In the 19 fights on Sonnen’s record tracked by FightMetric, he has been submitted six times. That means that 32 percent of his fights have ended in submission defeat.His opponents have registered submission attempts against him 22 times. On one hand, you could say that he has avoided nearly 73 percent of submission attempts against him. On the other hand, it is important to remember that FightMetric considers submission attempts to be nearly successful locks or chokes, not simply someone throwing their legs up for a triangle. Plus, Sonnen has never avoided submission when an opponent has registered at least three submission attempts.

Considering his shortcomings in the submission game, it is odd that Sonnen has now competed in two high profile grappling matches. In 2014, he submitted to two-time ADCC Superfight champion André Galvão. This past weekend, he fought to a draw with Michael Bisping at the preposterous UR Fight event.

The bout with Bisping was largely uneventful. The two circled each other for much of the fight. Sonnen scored a takedown with less than a minute to go, but that was about it in terms of action.

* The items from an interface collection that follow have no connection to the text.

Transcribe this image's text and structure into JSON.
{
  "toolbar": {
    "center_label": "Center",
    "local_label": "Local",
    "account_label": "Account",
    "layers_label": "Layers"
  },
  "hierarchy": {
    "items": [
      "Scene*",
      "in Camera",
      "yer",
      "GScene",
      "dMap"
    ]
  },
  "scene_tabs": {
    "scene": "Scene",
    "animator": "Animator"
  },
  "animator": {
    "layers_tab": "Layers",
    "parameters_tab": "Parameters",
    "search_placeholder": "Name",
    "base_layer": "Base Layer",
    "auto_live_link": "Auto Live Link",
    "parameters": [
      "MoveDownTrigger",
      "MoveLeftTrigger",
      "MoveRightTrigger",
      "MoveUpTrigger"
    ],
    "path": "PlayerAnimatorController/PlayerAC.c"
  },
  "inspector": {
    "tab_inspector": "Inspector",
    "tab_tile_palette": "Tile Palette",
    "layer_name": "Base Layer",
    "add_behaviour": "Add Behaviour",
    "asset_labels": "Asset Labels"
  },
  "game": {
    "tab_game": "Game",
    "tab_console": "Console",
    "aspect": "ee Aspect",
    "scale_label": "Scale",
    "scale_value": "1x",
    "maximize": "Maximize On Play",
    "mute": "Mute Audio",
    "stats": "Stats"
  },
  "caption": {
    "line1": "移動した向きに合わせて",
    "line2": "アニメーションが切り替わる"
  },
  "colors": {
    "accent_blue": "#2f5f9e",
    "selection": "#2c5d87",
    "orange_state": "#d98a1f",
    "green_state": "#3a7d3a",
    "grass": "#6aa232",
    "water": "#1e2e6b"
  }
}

Sonnen has improved in the submission game over the course of his career, but it is still odd to see him in competitive grappling. The fact that grappling matches are outside the jurisdiction of athletic commissions means that fans should expect to see more bizarre fights in the future. For example, in April Rizin returns with Kazushi Sakuraba and Wanderlei Silva in tag team grappling action.